Participants can stay the afternoon to earn 3 additional AIA HSW CEUs, with three workshop track options led by STI Firestop, HKS and The Beck Group.
With its mid-century retro aesthetic, the Zero House by Lake|Flato Architects doesn’t appear that radically different from the habitat of yesteryear. The clerestory windows, widespread use of natural wood, and integration into the surrounding landscape give the single-storey home a sense of comfortable timelessness – it’s a classic backpacker redux. Yet the 2,000-square-foot East Austin home’s untraditional construction is also evident throughout, especially in its curvaceous 3D-printed wall system made possible by ICON’s gantry-style robotic printer (dubbed Vulcana la Mr. Spock) and the use of Lavacrete, a proprietary building material comprised of Portland cement, fillers, additional cementitious materials, and what the company calls “advanced additives” that help its 3D-printed structures to withstand harsh weather conditions.
Lavacrete provides thermal mass that slows heat transfer through the home, an important consideration for often sweltering central Texas. The combination of thermal mass, increased insulation and an airtight wall increases the energy efficiency of the structure while reducing life cycle costs. True to its moniker, the house was designed as a net-zero energy building.
While many old Main Street department stores have encountered the destructive force of the wrecking ball, others, thanks to forward-thinking developers and the skillful plans of architects and engineers, have been repurposed and reimagined to contemporary uses. One such project is Houston’s Ion, a former Sears department store, which was modernized and expanded by James Carpenter Design Associates (JCDA), SHoP Architects and Gensler, and structural engineer Walter P Moore.

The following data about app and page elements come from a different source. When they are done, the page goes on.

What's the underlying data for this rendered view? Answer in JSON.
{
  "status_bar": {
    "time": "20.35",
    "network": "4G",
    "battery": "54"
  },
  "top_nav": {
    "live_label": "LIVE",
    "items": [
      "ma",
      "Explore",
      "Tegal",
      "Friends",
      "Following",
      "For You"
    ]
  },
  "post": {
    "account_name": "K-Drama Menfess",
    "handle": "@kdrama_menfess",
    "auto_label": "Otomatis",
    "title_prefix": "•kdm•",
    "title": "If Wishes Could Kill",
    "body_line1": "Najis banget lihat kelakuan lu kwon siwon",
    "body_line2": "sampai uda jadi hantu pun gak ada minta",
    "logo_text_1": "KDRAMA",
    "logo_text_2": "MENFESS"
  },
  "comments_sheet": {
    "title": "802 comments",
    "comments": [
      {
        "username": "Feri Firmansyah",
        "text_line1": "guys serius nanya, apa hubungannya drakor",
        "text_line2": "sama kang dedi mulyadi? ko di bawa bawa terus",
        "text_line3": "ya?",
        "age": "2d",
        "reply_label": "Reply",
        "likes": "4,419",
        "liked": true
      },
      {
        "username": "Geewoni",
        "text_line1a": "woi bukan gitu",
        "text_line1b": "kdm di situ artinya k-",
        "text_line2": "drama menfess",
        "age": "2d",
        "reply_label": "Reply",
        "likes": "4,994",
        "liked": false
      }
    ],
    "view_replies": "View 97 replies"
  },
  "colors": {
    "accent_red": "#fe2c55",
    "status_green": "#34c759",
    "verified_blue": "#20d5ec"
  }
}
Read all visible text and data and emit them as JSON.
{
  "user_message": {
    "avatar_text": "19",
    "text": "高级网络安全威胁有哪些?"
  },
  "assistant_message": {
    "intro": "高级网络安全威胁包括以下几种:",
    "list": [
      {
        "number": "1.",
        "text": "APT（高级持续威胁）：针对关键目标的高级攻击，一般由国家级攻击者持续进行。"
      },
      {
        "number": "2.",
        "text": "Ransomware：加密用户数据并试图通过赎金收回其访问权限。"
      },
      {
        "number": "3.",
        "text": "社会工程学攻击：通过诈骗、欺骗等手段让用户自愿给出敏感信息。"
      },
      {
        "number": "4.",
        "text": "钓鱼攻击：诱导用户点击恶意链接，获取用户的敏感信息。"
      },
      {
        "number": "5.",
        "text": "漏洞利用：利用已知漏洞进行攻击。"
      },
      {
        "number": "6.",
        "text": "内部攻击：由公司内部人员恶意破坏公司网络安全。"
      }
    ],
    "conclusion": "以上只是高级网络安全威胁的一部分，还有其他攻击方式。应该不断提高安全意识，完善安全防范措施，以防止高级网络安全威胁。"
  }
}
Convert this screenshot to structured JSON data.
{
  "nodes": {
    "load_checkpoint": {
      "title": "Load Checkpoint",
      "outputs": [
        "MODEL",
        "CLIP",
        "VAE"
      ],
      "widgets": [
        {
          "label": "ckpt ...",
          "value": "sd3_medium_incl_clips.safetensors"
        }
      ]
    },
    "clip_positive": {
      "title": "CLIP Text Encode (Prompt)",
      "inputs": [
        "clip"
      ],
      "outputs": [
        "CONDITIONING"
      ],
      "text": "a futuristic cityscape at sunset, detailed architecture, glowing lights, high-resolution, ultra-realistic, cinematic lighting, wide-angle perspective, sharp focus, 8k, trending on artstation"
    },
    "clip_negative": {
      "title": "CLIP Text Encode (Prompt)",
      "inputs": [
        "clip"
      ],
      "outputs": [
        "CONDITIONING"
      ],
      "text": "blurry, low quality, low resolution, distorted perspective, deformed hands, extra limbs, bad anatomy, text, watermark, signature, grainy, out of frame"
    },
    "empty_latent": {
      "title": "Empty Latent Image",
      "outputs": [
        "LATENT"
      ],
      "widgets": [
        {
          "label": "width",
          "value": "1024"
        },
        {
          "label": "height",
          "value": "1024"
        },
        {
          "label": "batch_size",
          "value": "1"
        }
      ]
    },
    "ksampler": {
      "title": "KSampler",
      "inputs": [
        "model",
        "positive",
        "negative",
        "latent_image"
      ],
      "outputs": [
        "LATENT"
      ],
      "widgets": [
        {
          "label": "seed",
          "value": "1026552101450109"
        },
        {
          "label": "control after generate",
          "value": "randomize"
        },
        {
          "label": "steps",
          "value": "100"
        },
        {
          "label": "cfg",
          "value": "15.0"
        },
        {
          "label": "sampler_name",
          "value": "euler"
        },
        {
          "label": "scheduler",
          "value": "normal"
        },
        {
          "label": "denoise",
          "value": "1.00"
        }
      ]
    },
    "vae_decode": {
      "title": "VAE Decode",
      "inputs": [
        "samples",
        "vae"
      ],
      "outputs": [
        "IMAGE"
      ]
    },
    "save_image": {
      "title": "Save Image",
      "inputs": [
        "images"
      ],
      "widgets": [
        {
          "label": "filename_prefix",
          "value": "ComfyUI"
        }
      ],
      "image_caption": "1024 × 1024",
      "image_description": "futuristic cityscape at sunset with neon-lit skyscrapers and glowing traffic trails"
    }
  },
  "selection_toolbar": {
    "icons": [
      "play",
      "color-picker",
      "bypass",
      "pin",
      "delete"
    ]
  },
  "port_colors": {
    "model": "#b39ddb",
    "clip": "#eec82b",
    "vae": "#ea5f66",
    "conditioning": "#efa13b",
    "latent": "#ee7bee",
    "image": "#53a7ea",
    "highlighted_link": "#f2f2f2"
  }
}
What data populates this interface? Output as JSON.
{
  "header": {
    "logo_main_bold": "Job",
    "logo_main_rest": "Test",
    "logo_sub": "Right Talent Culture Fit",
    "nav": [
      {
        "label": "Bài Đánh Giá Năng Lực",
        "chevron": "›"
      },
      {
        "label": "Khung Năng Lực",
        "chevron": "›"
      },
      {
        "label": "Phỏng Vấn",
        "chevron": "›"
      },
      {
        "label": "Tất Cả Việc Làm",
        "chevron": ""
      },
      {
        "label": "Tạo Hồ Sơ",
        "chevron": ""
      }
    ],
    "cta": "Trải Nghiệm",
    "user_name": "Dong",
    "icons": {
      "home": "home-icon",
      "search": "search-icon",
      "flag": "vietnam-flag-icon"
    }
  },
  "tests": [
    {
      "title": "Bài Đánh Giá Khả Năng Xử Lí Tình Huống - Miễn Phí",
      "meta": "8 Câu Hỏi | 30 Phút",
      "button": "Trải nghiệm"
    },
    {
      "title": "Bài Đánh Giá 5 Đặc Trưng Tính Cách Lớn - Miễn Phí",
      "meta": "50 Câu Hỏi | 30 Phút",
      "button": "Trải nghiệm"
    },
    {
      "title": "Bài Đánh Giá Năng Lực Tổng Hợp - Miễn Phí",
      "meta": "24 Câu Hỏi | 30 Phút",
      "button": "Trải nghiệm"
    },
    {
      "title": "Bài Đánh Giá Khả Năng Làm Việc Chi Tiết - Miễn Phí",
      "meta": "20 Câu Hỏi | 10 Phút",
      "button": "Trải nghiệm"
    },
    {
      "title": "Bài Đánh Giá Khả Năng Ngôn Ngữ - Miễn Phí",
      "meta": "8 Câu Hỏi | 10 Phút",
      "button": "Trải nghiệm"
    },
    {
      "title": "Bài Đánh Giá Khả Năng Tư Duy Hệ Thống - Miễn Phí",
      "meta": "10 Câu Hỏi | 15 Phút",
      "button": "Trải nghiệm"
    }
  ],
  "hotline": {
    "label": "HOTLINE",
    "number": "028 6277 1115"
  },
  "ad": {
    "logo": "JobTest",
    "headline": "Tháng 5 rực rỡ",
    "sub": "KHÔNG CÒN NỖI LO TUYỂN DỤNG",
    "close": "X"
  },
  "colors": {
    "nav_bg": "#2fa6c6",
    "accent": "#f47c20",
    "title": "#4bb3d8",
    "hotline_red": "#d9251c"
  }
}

The near-surgical sculpting of the formidable concrete mass of the façade and interior core provided the design team with the leeway needed to update building systems and incorporate a contemporary envelope system. Inside, the existing concrete structure is left exposed, as are the department store’s worn terrazzo floors. An atrium cut through the middle of the floor plates lets in a controlled but constant amount of daylight, which streams in from a south-leaning skylight fitted with fixed louvers.
The bottom tier is where startup entrepreneurs get started, engage in workshops, and hone their pitches. On the first level, in addition to the reception areas, there is an investor suite and a large manufacturing space equipped with 3D printers and the like. The second level hosts a co-working office. On the third are smaller rented spaces for businesses past the initial incubation phase. The fourth and fifth levels are reserved for large tenants. Throughout the stack, the ground surface around the atrium is meant to remain accessible to the public, the aim being to create a lively top-to-bottom buzz at the heart of The Ion.
Menil Drawing Institute
The Menil Drawing Institute’s low-rise, 30,000-square-foot building may seem simple—a one-story collection of rectangular volumes and three square open-air courtyards—but highly specific technical details abound. Johnston Marklee deployed an extremely thin metal roof, precisely angled ceilings and fully custom furniture, among other details, to further the institute’s goal of studying, preserving and exhibiting contemporary and modern designs. .
Although it opened in 2018, the Menil Drawing Institute was one of 11 projects to win the American Institute of Architects (AIA) award this year. Architecture Prize, an annual program that “celebrates the best contemporary architecture and highlights the many ways buildings and spaces can enhance lives”.